23 September 2018
Well, it wasn’t quite 27C on Tuesday as predicted by one of our Pilates classmates last week but it was decidedly balmy. We had the remnants of tropical storm Ali busting its way through the British Isles with a fair bit of rain and strong winds drawing in warm weather from the south – warm, wet and windy, in other words, rather like a toddler in nappies.
We finally had to say “good-bye” to the last of our summer visitors. Penny’s sister J left on Wednesday to fly back to Toronto and it’s now “back to normal,” whatever that is. J is a splendid houseguest and it’s always a delight to accommodate her visits and sad to see her go. We’re already looking forward to the next time.
The first walk of the season of Penelope’s Walking Group took place on Saturday and was very well attended. Either people have been missing the semi-regular perambulations or, as I suspect is more accurate, the inclusion in the plan of a pub lunch afterwards is what really draws the crowds. The walk was lovely if a wee bit wet and windy; the lunch at the Red Lion in Culworth was splendid.
Last weekend saw the presentation of the Ig Nobel Awards, the collection of wacky and wonderful scientific studies. There were so many excellent papers but one in particular caught my eye – the 2018 Ig Nobel prize for Literature, entitled, “Life is Too Short to RTFM”
This paper addresses two common problems that users of various products and interfaces encounter—over-featured interfaces and product documentation. Over-featured interfaces are seen as a problem as they can confuse and over-complicate everyday interactions. Researchers also often claim that users do not read product documentation, although they are often exhorted to ‘RTFM’ (read the field manual).
When I was working in ICT whenever someone phoned with an issue which was addressed in the manual (or was simply common sense) we used to suggest, under our breath, of course, that they might like to RTFM, which in our jargon meant “Read the F**king Manual.”
An article in the Huffington Post pondering Just how bad is Brexit going to be for farmers?
The ever-excellent “Farmer’s Weekly” magazine is furious after Defra released a glitzy social media video about British farming’s glorious post-Brexit future … featuring footage of farms in, erm Germany and Slovenia.
(Interestingly, when I went to try and watch the video it was “Unavailable.” As of Friday, it seems, it had been hastily replaced with an edited version removing most, but not all, of the EU images.)
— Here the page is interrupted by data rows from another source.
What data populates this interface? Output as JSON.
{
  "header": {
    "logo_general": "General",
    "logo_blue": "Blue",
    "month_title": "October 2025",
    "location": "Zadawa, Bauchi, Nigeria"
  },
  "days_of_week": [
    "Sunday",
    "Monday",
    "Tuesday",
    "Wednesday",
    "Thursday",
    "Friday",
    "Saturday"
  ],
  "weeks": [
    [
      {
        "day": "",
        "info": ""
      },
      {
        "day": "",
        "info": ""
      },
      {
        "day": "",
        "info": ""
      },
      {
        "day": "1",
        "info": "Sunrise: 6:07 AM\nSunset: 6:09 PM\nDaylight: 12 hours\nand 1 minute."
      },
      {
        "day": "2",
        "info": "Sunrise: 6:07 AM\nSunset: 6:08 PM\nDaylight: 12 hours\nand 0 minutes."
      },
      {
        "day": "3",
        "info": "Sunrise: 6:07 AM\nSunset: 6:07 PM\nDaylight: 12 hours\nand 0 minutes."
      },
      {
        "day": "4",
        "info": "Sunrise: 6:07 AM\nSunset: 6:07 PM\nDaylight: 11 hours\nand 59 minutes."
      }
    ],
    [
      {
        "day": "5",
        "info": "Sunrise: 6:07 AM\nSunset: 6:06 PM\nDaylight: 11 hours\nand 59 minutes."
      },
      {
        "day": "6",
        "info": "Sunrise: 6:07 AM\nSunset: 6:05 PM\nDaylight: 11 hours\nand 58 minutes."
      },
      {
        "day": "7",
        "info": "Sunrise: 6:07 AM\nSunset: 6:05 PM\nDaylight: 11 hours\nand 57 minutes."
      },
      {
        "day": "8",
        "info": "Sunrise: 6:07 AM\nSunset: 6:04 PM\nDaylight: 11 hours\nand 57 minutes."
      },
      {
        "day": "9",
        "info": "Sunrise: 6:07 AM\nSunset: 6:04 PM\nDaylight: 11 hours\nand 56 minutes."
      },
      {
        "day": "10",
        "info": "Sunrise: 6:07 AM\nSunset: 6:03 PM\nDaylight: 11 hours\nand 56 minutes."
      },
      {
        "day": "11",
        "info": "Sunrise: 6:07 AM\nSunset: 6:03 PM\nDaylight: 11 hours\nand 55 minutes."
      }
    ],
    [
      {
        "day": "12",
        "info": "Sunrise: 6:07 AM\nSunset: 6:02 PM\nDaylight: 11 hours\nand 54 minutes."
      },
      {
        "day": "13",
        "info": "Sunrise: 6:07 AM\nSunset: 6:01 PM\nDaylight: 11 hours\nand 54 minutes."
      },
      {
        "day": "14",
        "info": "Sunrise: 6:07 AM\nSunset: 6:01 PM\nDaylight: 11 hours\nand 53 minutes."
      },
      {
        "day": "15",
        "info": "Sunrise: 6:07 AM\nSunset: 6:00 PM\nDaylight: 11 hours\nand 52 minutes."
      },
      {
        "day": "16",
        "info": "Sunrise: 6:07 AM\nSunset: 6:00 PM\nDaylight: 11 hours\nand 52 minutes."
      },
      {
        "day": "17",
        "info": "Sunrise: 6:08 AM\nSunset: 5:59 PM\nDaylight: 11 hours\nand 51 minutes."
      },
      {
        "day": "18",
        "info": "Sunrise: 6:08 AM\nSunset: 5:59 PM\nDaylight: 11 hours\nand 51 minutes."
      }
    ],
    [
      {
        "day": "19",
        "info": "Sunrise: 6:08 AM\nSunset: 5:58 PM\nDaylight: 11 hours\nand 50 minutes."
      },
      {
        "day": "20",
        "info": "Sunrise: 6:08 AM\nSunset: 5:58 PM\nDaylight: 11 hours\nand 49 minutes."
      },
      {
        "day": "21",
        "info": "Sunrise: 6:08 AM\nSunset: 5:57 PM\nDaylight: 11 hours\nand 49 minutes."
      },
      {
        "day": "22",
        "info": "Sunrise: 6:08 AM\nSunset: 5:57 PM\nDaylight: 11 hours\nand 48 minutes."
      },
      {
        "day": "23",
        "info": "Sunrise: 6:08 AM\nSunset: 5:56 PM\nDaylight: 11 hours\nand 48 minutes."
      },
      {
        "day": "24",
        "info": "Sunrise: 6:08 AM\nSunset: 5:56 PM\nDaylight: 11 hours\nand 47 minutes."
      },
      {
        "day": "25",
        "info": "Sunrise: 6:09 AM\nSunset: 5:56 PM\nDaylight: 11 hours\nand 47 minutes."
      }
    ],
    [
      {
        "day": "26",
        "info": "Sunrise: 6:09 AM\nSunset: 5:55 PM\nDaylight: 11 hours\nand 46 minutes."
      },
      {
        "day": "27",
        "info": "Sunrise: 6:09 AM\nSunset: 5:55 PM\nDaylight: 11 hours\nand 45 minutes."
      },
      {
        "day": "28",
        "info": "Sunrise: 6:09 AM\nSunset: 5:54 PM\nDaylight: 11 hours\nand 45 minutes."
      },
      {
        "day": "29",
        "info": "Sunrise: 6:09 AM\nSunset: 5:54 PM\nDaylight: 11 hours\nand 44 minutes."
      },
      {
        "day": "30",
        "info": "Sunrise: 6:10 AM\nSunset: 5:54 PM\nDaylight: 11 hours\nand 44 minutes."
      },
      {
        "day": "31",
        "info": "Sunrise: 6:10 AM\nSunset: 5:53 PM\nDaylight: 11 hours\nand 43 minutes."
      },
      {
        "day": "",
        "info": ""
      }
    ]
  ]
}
Don’t know to what extent our readers in the States will be aware of Theresa May’s latest humiliation over Brexit. She presented her case to the leaders of the EU earlier this week and her plan was universally and comprehensively slapped down. As always, John Crace, the political sketch writer for the Guardian, had an excellent summary.
Love to you all,